[Web page and app entries]

※ ※ ※

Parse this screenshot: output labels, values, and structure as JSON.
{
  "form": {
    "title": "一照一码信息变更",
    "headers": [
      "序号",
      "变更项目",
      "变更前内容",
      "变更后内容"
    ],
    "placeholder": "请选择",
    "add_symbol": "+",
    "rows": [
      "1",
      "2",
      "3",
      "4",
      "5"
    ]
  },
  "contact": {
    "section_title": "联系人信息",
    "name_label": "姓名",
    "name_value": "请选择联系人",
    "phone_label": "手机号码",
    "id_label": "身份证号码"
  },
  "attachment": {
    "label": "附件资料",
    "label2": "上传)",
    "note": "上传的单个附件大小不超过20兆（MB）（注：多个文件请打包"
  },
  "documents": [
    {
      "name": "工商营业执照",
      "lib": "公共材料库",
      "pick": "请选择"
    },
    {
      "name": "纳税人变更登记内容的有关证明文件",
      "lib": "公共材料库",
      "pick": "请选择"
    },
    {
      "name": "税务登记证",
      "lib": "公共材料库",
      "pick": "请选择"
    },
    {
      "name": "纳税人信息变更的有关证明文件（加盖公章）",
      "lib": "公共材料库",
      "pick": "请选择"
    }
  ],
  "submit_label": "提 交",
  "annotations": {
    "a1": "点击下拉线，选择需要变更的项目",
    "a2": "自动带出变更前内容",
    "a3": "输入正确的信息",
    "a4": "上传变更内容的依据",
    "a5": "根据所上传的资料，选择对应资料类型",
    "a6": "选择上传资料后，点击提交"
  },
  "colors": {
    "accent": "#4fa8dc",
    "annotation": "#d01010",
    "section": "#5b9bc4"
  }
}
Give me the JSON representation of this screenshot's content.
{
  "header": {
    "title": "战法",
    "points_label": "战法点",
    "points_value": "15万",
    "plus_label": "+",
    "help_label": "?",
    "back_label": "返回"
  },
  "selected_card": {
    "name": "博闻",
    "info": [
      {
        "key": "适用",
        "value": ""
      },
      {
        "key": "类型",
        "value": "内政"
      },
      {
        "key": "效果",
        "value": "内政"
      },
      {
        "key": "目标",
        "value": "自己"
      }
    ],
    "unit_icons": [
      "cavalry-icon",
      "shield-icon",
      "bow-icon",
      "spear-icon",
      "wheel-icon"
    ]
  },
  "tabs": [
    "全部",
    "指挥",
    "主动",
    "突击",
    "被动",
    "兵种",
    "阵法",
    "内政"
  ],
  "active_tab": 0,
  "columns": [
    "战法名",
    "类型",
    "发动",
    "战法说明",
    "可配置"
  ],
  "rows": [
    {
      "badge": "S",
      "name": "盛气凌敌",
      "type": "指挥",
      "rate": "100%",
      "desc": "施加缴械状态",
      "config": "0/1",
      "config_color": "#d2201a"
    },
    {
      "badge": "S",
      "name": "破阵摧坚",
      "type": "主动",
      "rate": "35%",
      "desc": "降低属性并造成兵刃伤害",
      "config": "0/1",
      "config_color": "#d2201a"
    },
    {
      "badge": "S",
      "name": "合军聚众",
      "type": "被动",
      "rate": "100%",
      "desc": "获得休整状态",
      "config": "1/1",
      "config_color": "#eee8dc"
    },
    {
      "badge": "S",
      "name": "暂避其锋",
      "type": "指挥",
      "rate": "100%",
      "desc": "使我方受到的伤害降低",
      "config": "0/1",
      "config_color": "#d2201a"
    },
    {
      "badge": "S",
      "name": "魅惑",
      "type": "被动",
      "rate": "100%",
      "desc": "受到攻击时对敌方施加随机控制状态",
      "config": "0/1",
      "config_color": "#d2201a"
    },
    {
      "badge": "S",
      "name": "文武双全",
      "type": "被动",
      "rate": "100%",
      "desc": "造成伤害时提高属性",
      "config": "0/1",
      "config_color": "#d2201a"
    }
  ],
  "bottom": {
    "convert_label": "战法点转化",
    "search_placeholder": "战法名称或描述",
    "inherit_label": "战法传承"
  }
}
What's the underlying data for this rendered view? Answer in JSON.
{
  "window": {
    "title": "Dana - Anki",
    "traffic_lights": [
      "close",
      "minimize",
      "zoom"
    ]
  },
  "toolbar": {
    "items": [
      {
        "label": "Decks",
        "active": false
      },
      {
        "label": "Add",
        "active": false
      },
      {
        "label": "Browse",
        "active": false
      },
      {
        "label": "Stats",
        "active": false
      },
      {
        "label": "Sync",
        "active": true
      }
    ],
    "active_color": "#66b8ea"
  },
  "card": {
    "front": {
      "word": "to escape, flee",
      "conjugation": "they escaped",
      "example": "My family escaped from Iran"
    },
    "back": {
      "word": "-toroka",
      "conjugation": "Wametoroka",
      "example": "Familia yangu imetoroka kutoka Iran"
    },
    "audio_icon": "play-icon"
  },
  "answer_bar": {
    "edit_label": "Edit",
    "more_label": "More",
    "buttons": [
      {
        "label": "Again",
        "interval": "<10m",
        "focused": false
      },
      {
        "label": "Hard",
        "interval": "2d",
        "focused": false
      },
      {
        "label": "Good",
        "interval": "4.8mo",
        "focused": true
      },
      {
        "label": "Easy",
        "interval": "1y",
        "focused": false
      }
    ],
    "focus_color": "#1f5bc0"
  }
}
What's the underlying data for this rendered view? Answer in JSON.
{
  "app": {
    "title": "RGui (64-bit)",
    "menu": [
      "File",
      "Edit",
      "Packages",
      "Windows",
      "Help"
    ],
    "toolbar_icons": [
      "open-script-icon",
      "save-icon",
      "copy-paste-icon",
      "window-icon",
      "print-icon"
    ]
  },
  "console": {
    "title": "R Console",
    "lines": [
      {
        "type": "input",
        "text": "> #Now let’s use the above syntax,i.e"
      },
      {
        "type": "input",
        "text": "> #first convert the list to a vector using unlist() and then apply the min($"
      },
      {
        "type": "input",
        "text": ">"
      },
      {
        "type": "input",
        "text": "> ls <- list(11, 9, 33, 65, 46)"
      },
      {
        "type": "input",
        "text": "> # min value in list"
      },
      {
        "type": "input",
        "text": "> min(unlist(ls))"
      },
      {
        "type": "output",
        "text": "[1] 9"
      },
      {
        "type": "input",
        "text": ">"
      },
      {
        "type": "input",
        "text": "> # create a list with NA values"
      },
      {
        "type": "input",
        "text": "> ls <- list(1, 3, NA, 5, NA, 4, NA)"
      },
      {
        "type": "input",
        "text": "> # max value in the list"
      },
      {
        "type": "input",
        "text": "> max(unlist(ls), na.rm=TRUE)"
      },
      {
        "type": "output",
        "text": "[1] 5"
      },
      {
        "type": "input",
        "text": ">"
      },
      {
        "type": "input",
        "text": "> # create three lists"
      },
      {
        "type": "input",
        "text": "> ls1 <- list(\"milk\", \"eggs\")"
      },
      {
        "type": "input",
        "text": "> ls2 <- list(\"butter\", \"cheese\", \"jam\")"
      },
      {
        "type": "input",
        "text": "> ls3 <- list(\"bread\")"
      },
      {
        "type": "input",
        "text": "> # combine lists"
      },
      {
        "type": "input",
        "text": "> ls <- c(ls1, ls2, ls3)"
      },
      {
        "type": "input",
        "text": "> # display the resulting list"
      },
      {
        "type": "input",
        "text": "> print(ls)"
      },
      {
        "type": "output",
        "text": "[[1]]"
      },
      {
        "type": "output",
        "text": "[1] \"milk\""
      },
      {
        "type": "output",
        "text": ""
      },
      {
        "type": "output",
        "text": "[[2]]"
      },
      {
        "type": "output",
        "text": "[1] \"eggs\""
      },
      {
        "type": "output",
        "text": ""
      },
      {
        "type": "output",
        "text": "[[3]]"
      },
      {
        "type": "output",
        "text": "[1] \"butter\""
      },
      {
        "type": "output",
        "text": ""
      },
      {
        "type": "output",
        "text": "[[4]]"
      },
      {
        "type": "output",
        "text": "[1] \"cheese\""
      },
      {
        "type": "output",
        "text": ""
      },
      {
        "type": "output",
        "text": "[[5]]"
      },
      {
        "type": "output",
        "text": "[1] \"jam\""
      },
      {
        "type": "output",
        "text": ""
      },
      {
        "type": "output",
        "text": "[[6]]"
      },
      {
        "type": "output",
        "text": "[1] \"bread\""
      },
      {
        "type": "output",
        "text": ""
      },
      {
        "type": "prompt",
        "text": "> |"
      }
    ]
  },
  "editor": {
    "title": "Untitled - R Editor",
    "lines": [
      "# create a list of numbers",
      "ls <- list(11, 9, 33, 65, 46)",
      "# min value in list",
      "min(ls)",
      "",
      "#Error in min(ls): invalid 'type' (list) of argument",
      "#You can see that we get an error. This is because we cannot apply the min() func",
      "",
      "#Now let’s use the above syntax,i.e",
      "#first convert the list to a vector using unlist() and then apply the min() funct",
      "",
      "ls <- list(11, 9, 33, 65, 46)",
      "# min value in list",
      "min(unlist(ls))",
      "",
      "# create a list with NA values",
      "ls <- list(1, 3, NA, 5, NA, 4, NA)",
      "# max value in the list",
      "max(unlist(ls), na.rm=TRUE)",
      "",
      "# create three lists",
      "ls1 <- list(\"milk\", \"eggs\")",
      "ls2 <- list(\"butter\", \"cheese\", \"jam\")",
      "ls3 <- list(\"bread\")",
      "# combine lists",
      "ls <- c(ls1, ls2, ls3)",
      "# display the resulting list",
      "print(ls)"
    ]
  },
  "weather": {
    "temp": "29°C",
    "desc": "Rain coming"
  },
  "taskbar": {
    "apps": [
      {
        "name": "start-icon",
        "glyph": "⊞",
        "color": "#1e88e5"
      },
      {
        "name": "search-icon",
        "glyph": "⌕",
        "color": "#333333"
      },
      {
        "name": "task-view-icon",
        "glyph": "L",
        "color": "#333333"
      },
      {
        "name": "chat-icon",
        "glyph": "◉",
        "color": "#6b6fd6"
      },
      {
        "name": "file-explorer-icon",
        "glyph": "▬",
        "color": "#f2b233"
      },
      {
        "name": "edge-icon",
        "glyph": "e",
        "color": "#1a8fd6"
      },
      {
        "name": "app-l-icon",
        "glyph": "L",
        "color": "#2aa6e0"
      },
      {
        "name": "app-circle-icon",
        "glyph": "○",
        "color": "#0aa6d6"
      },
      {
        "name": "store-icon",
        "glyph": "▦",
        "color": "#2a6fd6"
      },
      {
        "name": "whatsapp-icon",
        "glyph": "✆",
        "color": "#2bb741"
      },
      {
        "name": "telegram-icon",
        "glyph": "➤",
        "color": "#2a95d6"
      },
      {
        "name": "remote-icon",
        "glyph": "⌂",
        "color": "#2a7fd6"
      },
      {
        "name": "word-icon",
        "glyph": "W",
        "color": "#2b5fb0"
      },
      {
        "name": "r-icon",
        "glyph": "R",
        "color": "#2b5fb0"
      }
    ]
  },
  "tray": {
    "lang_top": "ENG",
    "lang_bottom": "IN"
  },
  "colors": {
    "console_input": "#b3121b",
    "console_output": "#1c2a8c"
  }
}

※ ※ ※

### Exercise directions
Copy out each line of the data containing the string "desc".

### Task answer
      "desc": "施加缴械状态",
      "desc": "降低属性并造成兵刃伤害",
      "desc": "获得休整状态",
      "desc": "使我方受到的伤害降低",
      "desc": "受到攻击时对敌方施加随机控制状态",
      "desc": "造成伤害时提高属性",
    "desc": "Rain coming"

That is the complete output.